Pick the Right Niche – By choosing a niche with high potential and various outlets for success, it allowed us to be malleable in a competitive marketplace and launch different product lines while simultaneously killing others that weren’t doing well. This level of flexibility allowed us to grow through the challenges that come up in evolving market landscapes and stay ahead of the competition.

Launch an MVP and Then Improve – Investing your time and money to acquire your first customers is the highest leverage activity you can do as a business owner. Not only will this fund growth for your business with minimal risk, but it will allow you to collect valuable feedback that will allow you to make your product more attractive to people who know nothing about your brand. And as I explained earlier in this post, it also makes your product more valuable to your existing customer base.

Listen to your audience – You don’t know what your audience needs when starting out. But they do, so listen to them. Split-test marketing efforts, ask for feedback, and welcome negative reviews from day 1. This will compound into something very valuable down the line: An understanding of buyer psychology and an opportunity to create raving fans for your brand.

Find the right mentors – You’re the biggest horse you can bet on, and the right mentors are an absolute investment. They shaved years off of my learning curve and allowed me to grow from the mistakes they made and lessons they learned when building their own empires. Mentors come in the form of books, podcasts, coaches, courses, and conferences and are worth their weight in gold if you listen to and take action on their advice.

Delayed gratification – I delayed closing the gap on a long-distance relationship with the girl I loved and stayed in my full-time job because I knew having a steady income would allow me to invest all of my profit back into my company. Don’t be swayed by the roller coaster of emotions that come with the journey of entrepreneurship. Stay patient and don’t get distracted along the way. Your time will come.

Join a like-minded community – You don’t have to do this alone. Entrepreneurship is hard, especially when you don’t readily have the support or mindset to endure the ups and downs. So invest in a community that will be there to help you push through struggles and break down fears when they come up. The Foundation served as that for me, and I’ll always be grateful for the friendships I’ve built over the years with amazing people in this community who are creating amazing things for themselves.

Wrap Up

And there you have it.

JavaPresse has given me more joy now than ever before. We’ve built amazing partnerships, give back to incredible causes, and continue making people smile at a level I would have never imagined at first.

And we’re just getting started.

If this stuff feels overwhelming, don’t feel that way.

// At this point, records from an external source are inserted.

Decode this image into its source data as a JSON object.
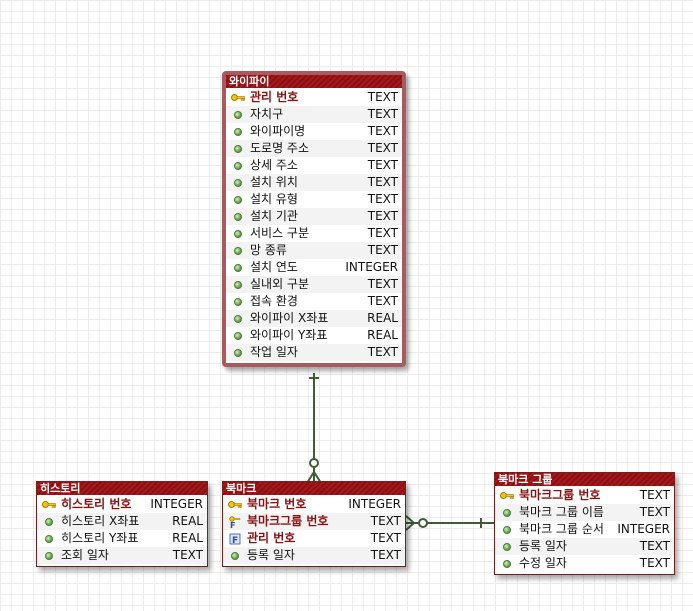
{
  "entities": {
    "wifi": {
      "title": "와이파이",
      "columns": [
        {
          "name": "관리 번호",
          "type": "TEXT",
          "kind": "pk"
        },
        {
          "name": "자치구",
          "type": "TEXT",
          "kind": "col"
        },
        {
          "name": "와이파이명",
          "type": "TEXT",
          "kind": "col"
        },
        {
          "name": "도로명 주소",
          "type": "TEXT",
          "kind": "col"
        },
        {
          "name": "상세 주소",
          "type": "TEXT",
          "kind": "col"
        },
        {
          "name": "설치 위치",
          "type": "TEXT",
          "kind": "col"
        },
        {
          "name": "설치 유형",
          "type": "TEXT",
          "kind": "col"
        },
        {
          "name": "설치 기관",
          "type": "TEXT",
          "kind": "col"
        },
        {
          "name": "서비스 구분",
          "type": "TEXT",
          "kind": "col"
        },
        {
          "name": "망 종류",
          "type": "TEXT",
          "kind": "col"
        },
        {
          "name": "설치 연도",
          "type": "INTEGER",
          "kind": "col"
        },
        {
          "name": "실내외 구분",
          "type": "TEXT",
          "kind": "col"
        },
        {
          "name": "접속 환경",
          "type": "TEXT",
          "kind": "col"
        },
        {
          "name": "와이파이 X좌표",
          "type": "REAL",
          "kind": "col"
        },
        {
          "name": "와이파이 Y좌표",
          "type": "REAL",
          "kind": "col"
        },
        {
          "name": "작업 일자",
          "type": "TEXT",
          "kind": "col"
        }
      ]
    },
    "history": {
      "title": "히스토리",
      "columns": [
        {
          "name": "히스토리 번호",
          "type": "INTEGER",
          "kind": "pk"
        },
        {
          "name": "히스토리 X좌표",
          "type": "REAL",
          "kind": "col"
        },
        {
          "name": "히스토리 Y좌표",
          "type": "REAL",
          "kind": "col"
        },
        {
          "name": "조회 일자",
          "type": "TEXT",
          "kind": "col"
        }
      ]
    },
    "bookmark": {
      "title": "북마크",
      "columns": [
        {
          "name": "북마크 번호",
          "type": "INTEGER",
          "kind": "pk"
        },
        {
          "name": "북마크그룹 번호",
          "type": "TEXT",
          "kind": "pkfk"
        },
        {
          "name": "관리 번호",
          "type": "TEXT",
          "kind": "fk"
        },
        {
          "name": "등록 일자",
          "type": "TEXT",
          "kind": "col"
        }
      ]
    },
    "bookmark_group": {
      "title": "북마크 그룹",
      "columns": [
        {
          "name": "북마크그룹 번호",
          "type": "TEXT",
          "kind": "pk"
        },
        {
          "name": "북마크 그룹 이름",
          "type": "TEXT",
          "kind": "col"
        },
        {
          "name": "북마크 그룹 순서",
          "type": "INTEGER",
          "kind": "col"
        },
        {
          "name": "등록 일자",
          "type": "TEXT",
          "kind": "col"
        },
        {
          "name": "수정 일자",
          "type": "TEXT",
          "kind": "col"
        }
      ]
    }
  },
  "colors": {
    "header": "#8b0f12",
    "pk_text": "#8b1010",
    "relation_line": "#3e5a37",
    "selected_border": "#a85a5e"
  },
  "relationships": [
    {
      "from": "wifi",
      "to": "bookmark",
      "cardinality": "one-to-zero-or-many"
    },
    {
      "from": "bookmark_group",
      "to": "bookmark",
      "cardinality": "one-to-zero-or-many"
    }
  ]
}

That wasn’t the intent of this article.

My intent with this case study was to show you the one of many ways to achieve success online.

You will have your own journey, and I urge you to own it. Make mistakes, have fun, and share lessons along the way.

Have fun with every little step.

As I mentioned earlier, I’m here to help however I can. If you have any questions about the concepts above or want to dive deeper into anything, feel free to shoot me an email at chiefbrewer@javapresse.com.

Cheers to living the lives we love.

-Raj Jana